1. You're right.
2. Since M has k elements, let's name the elements: M = {x1, ..., xk}. A map, or function, from M to N consists of k ordered pairs, each one looking like {xi, y}, where 1 <= i <= k and y is some member of N. There are l (lowercase L) choices for y in each of those ordered pairs, so the total number of ways you can choose the y's is l times l ... times l (k factors) or l^k. Definitely not an infinite number, to answer your followup question.
3. Let's make psi of phi bijective. (You said surjective the first time, but if it's bijective it'll certainly be surjective.) If M, N, and P can be any sets, this is actually pretty easy. For example, let M and P be the nonnegative real numbers, and let N be all the real numbers. Let phi be the identity function (in other words, phi(x) = x for all x), and let psi be the absolute value function.
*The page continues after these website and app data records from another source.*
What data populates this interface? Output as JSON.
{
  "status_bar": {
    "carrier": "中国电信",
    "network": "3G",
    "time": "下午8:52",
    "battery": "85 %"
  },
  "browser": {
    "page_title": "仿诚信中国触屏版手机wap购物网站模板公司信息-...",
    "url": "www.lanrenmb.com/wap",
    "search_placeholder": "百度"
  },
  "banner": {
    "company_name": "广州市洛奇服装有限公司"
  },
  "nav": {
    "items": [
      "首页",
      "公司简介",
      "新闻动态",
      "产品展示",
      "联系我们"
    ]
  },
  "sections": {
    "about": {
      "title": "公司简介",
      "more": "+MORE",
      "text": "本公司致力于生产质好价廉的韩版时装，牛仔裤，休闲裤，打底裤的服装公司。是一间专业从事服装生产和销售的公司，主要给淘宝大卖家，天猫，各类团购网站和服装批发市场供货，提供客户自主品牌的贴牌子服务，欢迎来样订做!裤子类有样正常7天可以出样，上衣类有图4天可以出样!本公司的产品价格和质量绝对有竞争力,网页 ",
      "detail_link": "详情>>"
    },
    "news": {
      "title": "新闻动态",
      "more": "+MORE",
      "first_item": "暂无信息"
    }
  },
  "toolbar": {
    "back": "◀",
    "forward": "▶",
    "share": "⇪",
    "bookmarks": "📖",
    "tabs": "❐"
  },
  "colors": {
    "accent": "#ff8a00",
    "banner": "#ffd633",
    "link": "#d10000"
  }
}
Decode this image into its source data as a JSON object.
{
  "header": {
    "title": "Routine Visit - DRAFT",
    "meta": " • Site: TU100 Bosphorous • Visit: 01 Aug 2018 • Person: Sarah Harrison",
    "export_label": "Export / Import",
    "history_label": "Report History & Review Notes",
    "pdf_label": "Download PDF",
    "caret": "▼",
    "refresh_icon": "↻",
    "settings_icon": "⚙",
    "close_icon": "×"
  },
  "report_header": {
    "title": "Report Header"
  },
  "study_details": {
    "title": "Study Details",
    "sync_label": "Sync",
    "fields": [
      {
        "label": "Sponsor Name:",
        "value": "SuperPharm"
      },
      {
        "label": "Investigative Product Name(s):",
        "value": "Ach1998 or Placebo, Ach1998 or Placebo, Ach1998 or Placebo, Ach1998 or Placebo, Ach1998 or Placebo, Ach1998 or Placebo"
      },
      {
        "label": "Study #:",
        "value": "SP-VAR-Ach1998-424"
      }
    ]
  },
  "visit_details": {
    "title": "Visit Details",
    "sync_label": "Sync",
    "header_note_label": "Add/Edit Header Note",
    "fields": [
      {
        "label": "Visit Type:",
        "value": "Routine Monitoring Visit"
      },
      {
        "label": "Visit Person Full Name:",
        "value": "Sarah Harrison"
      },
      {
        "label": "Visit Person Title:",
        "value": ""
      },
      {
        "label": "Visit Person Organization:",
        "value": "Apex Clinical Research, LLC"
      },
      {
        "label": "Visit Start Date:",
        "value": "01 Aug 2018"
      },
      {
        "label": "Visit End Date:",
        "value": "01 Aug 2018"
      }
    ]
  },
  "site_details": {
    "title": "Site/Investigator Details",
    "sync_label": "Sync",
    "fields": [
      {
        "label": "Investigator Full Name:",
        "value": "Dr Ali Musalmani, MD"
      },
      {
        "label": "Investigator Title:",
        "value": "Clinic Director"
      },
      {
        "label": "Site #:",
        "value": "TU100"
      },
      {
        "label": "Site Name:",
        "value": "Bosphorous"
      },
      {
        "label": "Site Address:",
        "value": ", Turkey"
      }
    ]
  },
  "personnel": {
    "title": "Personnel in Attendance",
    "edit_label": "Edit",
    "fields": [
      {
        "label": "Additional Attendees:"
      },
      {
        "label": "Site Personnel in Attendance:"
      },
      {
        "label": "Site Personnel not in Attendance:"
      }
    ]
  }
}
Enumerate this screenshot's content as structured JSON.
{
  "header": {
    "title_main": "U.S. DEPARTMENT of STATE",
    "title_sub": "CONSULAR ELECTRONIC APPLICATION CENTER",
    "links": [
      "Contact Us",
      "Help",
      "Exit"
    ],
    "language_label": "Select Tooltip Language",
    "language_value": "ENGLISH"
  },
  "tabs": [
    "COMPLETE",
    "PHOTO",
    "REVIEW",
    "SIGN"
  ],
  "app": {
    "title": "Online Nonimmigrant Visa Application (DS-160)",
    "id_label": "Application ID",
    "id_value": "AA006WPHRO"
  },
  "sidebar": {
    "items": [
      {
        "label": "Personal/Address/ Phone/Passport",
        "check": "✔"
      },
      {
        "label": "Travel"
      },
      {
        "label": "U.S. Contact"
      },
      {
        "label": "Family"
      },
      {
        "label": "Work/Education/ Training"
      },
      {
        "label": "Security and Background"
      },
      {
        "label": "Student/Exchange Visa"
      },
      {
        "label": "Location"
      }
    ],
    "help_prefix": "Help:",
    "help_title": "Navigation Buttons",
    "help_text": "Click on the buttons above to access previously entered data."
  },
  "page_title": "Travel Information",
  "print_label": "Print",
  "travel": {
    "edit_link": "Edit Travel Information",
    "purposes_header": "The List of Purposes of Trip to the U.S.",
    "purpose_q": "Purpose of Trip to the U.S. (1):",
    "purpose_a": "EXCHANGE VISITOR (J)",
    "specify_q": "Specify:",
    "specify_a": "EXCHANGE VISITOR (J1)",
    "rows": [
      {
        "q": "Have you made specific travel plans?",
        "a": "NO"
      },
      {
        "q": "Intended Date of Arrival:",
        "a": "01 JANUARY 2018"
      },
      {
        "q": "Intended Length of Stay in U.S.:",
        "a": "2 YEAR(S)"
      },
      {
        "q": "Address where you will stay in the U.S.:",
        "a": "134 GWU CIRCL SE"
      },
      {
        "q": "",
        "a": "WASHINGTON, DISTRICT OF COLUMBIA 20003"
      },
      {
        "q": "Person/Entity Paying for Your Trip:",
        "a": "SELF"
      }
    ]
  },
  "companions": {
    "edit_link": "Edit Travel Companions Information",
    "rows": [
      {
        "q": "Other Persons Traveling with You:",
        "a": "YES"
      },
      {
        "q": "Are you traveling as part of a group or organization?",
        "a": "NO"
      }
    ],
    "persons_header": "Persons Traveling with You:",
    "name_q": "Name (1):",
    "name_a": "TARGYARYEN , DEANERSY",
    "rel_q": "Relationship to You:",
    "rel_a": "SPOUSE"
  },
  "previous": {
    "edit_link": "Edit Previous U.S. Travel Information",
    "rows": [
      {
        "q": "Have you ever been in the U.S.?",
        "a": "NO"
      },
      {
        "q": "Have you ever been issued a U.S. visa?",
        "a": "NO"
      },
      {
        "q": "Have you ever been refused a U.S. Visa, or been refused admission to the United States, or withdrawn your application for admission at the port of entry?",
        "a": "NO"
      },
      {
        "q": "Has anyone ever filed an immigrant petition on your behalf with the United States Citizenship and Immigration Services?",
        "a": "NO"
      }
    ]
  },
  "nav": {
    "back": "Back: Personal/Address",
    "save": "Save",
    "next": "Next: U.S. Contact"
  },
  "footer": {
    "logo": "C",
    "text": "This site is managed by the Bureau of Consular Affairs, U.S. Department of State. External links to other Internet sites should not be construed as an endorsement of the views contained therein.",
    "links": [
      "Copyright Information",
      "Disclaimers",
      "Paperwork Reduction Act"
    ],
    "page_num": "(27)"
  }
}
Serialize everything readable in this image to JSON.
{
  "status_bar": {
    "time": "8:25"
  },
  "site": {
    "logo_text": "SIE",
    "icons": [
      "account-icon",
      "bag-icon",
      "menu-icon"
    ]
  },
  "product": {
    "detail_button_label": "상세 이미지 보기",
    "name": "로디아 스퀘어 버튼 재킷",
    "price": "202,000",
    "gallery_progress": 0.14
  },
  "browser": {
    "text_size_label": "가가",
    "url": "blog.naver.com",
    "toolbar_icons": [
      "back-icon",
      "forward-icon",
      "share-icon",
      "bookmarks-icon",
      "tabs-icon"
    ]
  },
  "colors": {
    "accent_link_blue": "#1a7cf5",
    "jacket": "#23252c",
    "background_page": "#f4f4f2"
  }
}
Then phi is not surjective, because its range doesn't contain any negative numbers, but psi of phi of any nonnegative real number x is x, so psi of phi is the identity function from M to P.
Notice that psi isn't injective, let alone bijective, on the set of all real numbers (for example, psi(1) = psi(1) = 1); however, its restriction to the nonnegative real numbers (which is what psi of phi amounts to) is injective and in fact bijective.